Copy, from the material below, each line that contains the word "glyph".
[Opening DATASET section]
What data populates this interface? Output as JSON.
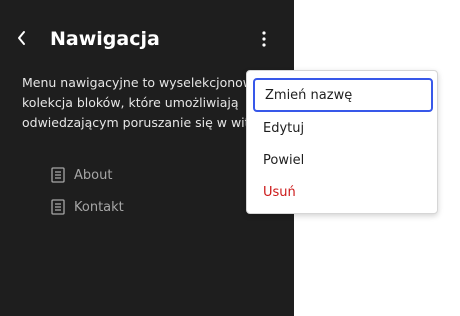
{
  "header": {
    "title": "Nawigacja"
  },
  "description": {
    "lines": [
      "Menu nawigacyjne to wyselekcjonowana",
      "kolekcja bloków, które umożliwiają",
      "odwiedzającym poruszanie się w witrynie."
    ]
  },
  "nav_items": [
    {
      "label": "About",
      "icon": "page-icon"
    },
    {
      "label": "Kontakt",
      "icon": "page-icon"
    }
  ],
  "dropdown": {
    "items": [
      {
        "label": "Zmień nazwę"
      },
      {
        "label": "Edytuj"
      },
      {
        "label": "Powiel"
      },
      {
        "label": "Usuń"
      }
    ]
  },
  "colors": {
    "sidebar_bg": "#1e1e1e",
    "accent": "#3858e9",
    "danger": "#cc1818"
  }
}
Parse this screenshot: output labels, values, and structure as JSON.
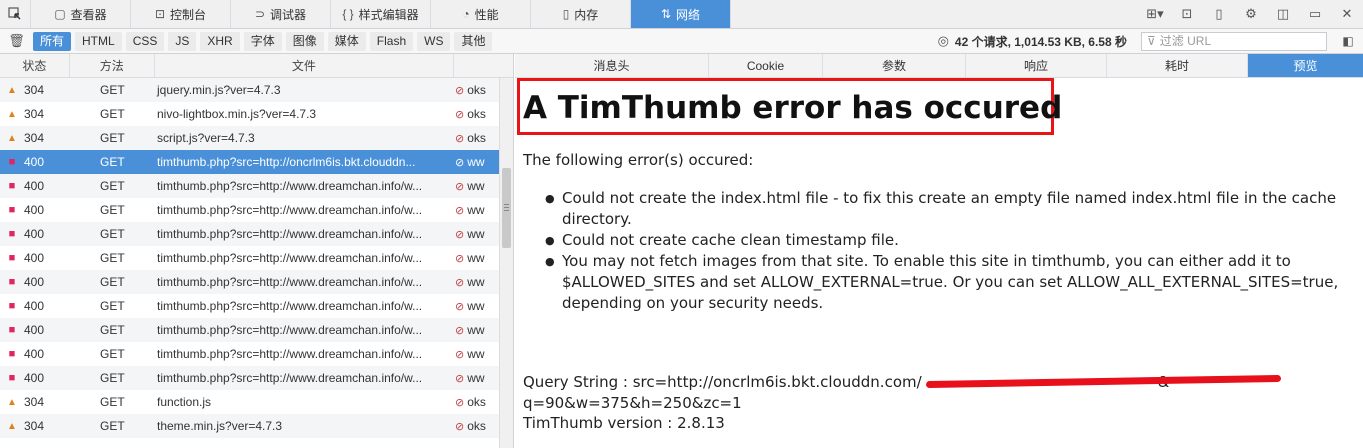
{
  "toolbar": {
    "tabs": [
      {
        "label": "查看器",
        "icon": "inspector-icon",
        "glyph": "▢"
      },
      {
        "label": "控制台",
        "icon": "console-icon",
        "glyph": "⊡"
      },
      {
        "label": "调试器",
        "icon": "debugger-icon",
        "glyph": "⊃"
      },
      {
        "label": "样式编辑器",
        "icon": "style-editor-icon",
        "glyph": "{ }"
      },
      {
        "label": "性能",
        "icon": "performance-icon",
        "glyph": "◔"
      },
      {
        "label": "内存",
        "icon": "memory-icon",
        "glyph": "▯"
      },
      {
        "label": "网络",
        "icon": "network-icon",
        "glyph": "⇅"
      }
    ],
    "active_tab": "网络",
    "right_icons": [
      "responsive-mode-icon",
      "split-console-icon",
      "device-icon",
      "settings-icon",
      "dock-icon",
      "undock-icon",
      "close-icon"
    ]
  },
  "filters": {
    "types": [
      "所有",
      "HTML",
      "CSS",
      "JS",
      "XHR",
      "字体",
      "图像",
      "媒体",
      "Flash",
      "WS",
      "其他"
    ],
    "active": "所有",
    "summary": "42 个请求, 1,014.53 KB, 6.58 秒",
    "url_placeholder": "过滤 URL"
  },
  "list": {
    "headers": {
      "status": "状态",
      "method": "方法",
      "file": "文件"
    },
    "rows": [
      {
        "status": "304",
        "kind": "warn",
        "method": "GET",
        "file": "jquery.min.js?ver=4.7.3",
        "domain": "oks"
      },
      {
        "status": "304",
        "kind": "warn",
        "method": "GET",
        "file": "nivo-lightbox.min.js?ver=4.7.3",
        "domain": "oks"
      },
      {
        "status": "304",
        "kind": "warn",
        "method": "GET",
        "file": "script.js?ver=4.7.3",
        "domain": "oks"
      },
      {
        "status": "400",
        "kind": "err",
        "method": "GET",
        "file": "timthumb.php?src=http://oncrlm6is.bkt.clouddn...",
        "domain": "ww",
        "selected": true
      },
      {
        "status": "400",
        "kind": "err",
        "method": "GET",
        "file": "timthumb.php?src=http://www.dreamchan.info/w...",
        "domain": "ww"
      },
      {
        "status": "400",
        "kind": "err",
        "method": "GET",
        "file": "timthumb.php?src=http://www.dreamchan.info/w...",
        "domain": "ww"
      },
      {
        "status": "400",
        "kind": "err",
        "method": "GET",
        "file": "timthumb.php?src=http://www.dreamchan.info/w...",
        "domain": "ww"
      },
      {
        "status": "400",
        "kind": "err",
        "method": "GET",
        "file": "timthumb.php?src=http://www.dreamchan.info/w...",
        "domain": "ww"
      },
      {
        "status": "400",
        "kind": "err",
        "method": "GET",
        "file": "timthumb.php?src=http://www.dreamchan.info/w...",
        "domain": "ww"
      },
      {
        "status": "400",
        "kind": "err",
        "method": "GET",
        "file": "timthumb.php?src=http://www.dreamchan.info/w...",
        "domain": "ww"
      },
      {
        "status": "400",
        "kind": "err",
        "method": "GET",
        "file": "timthumb.php?src=http://www.dreamchan.info/w...",
        "domain": "ww"
      },
      {
        "status": "400",
        "kind": "err",
        "method": "GET",
        "file": "timthumb.php?src=http://www.dreamchan.info/w...",
        "domain": "ww"
      },
      {
        "status": "400",
        "kind": "err",
        "method": "GET",
        "file": "timthumb.php?src=http://www.dreamchan.info/w...",
        "domain": "ww"
      },
      {
        "status": "304",
        "kind": "warn",
        "method": "GET",
        "file": "function.js",
        "domain": "oks"
      },
      {
        "status": "304",
        "kind": "warn",
        "method": "GET",
        "file": "theme.min.js?ver=4.7.3",
        "domain": "oks"
      }
    ]
  },
  "details": {
    "tabs": [
      "消息头",
      "Cookie",
      "参数",
      "响应",
      "耗时",
      "预览"
    ],
    "active_tab": "预览",
    "preview": {
      "title": "A TimThumb error has occured",
      "intro": "The following error(s) occured:",
      "errors": [
        "Could not create the index.html file - to fix this create an empty file named index.html file in the cache directory.",
        "Could not create cache clean timestamp file.",
        "You may not fetch images from that site. To enable this site in timthumb, you can either add it to $ALLOWED_SITES and set ALLOW_EXTERNAL=true. Or you can set ALLOW_ALL_EXTERNAL_SITES=true, depending on your security needs."
      ],
      "query_line1": "Query String : src=http://oncrlm6is.bkt.clouddn.com/",
      "query_line1_tail": "&",
      "query_line2": "q=90&w=375&h=250&zc=1",
      "version": "TimThumb version : 2.8.13"
    }
  },
  "colors": {
    "accent": "#4a90d9",
    "warn": "#e0801f",
    "error": "#e0265c",
    "highlight": "#e81416"
  }
}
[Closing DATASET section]
▶ SOLVED EXERCISE
        "glyph": "▢"
        "glyph": "⊡"
        "glyph": "⊃"
        "glyph": "{ }"
        "glyph": "◔"
        "glyph": "▯"
        "glyph": "⇅"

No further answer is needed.